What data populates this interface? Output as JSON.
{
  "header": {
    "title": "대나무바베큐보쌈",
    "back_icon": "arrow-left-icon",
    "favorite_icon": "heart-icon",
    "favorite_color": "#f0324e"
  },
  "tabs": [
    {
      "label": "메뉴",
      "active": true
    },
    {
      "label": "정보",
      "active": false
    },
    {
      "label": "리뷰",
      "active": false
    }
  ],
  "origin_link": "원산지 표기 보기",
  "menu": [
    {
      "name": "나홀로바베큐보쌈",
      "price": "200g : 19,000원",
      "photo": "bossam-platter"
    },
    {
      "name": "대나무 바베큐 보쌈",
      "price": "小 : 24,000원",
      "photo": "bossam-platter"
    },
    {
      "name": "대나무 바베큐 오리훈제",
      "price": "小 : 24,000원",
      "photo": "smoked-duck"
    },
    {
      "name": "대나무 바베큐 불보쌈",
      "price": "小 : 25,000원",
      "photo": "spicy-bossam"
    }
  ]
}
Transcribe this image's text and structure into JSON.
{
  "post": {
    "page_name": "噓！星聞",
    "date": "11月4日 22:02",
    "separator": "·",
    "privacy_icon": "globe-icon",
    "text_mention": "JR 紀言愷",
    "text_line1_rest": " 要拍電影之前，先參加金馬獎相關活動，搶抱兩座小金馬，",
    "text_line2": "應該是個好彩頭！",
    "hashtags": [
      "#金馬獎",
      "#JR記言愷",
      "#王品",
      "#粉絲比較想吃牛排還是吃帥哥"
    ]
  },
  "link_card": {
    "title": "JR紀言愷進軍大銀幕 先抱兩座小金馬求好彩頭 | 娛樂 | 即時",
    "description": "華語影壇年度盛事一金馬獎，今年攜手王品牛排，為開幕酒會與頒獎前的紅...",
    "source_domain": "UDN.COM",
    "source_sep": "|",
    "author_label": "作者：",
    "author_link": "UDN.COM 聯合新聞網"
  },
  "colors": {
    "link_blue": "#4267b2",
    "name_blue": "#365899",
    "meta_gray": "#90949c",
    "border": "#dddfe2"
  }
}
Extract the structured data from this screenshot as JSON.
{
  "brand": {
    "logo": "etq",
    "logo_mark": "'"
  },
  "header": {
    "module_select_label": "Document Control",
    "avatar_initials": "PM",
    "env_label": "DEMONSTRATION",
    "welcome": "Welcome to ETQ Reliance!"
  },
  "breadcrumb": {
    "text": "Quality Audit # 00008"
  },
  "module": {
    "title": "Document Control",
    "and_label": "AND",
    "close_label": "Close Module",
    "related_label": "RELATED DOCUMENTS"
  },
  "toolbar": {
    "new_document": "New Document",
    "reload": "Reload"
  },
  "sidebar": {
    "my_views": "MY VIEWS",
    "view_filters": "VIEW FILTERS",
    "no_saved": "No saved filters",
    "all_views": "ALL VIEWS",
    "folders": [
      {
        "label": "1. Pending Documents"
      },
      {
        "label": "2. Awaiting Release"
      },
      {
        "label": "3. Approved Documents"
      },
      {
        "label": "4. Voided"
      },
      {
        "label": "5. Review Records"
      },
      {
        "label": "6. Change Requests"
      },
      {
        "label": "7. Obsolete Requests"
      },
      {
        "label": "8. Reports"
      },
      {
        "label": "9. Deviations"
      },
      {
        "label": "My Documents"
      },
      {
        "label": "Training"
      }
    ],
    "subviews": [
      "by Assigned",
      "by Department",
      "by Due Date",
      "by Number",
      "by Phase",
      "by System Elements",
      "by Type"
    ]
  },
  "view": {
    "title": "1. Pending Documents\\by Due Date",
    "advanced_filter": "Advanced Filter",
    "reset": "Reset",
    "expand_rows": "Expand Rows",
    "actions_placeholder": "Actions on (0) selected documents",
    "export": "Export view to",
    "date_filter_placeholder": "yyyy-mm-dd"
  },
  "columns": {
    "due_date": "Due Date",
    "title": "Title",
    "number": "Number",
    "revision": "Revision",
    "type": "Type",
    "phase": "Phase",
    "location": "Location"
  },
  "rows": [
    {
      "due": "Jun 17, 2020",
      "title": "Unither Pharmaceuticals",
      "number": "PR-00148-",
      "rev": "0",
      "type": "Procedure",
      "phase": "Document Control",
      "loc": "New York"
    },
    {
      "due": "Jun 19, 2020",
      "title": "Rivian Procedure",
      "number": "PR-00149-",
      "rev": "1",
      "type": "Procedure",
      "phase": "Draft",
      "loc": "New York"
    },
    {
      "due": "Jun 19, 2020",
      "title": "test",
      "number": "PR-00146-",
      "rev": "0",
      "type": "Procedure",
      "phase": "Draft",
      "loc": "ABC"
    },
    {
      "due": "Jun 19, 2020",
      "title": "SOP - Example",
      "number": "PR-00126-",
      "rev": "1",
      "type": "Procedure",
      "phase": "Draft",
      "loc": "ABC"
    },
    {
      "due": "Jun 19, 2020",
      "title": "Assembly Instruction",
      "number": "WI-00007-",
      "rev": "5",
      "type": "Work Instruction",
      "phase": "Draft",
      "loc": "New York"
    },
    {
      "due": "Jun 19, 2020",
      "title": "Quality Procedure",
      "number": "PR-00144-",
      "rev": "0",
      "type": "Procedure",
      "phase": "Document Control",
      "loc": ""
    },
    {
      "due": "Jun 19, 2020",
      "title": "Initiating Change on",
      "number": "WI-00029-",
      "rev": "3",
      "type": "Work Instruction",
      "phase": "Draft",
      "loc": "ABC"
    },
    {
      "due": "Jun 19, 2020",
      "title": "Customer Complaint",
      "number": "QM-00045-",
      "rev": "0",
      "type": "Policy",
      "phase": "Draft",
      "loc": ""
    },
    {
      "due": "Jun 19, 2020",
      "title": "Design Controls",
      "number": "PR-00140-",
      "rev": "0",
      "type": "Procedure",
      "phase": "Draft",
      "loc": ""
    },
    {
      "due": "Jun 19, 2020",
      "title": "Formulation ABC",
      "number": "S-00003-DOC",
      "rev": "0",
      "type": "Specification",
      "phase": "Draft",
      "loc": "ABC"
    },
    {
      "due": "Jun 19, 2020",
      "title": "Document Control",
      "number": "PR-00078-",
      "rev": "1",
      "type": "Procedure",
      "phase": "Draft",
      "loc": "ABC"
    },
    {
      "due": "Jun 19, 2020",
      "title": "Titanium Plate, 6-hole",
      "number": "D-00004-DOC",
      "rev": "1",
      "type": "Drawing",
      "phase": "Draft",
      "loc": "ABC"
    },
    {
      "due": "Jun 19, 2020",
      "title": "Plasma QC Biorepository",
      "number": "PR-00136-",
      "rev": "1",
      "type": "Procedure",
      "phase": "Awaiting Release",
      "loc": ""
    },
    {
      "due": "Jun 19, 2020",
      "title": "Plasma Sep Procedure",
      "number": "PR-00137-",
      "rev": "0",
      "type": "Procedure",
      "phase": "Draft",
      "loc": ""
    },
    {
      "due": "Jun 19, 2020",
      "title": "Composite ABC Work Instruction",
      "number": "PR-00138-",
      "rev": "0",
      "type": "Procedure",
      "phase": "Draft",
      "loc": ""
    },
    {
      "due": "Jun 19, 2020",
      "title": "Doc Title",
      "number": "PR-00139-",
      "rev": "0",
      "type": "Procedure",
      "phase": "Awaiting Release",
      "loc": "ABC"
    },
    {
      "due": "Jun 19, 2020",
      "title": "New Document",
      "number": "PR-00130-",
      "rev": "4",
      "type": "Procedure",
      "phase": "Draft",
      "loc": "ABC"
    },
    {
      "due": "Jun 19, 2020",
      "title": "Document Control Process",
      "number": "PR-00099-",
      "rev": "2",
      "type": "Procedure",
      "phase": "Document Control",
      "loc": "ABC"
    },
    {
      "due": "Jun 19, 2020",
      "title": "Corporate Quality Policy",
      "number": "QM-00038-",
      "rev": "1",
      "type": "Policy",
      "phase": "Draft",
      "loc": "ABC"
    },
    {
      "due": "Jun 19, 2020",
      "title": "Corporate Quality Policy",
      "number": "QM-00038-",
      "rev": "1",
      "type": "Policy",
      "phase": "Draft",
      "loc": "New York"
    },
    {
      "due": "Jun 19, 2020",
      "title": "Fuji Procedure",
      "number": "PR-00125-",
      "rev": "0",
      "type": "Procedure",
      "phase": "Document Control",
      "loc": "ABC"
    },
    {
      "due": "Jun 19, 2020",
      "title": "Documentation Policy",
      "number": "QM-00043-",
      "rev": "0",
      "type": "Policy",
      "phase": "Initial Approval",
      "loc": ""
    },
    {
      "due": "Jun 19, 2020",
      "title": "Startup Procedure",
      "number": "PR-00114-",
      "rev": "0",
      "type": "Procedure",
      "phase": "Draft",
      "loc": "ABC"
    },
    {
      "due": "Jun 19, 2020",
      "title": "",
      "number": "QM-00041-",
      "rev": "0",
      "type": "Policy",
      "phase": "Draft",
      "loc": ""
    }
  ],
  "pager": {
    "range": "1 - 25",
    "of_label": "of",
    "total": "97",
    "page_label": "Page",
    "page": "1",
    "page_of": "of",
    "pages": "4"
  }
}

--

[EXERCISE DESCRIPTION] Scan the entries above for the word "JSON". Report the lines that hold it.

[SOLUTION TO THIS TASK]
What data populates this interface? Output as JSON.
Transcribe this image's text and structure into JSON.
Extract the structured data from this screenshot as JSON.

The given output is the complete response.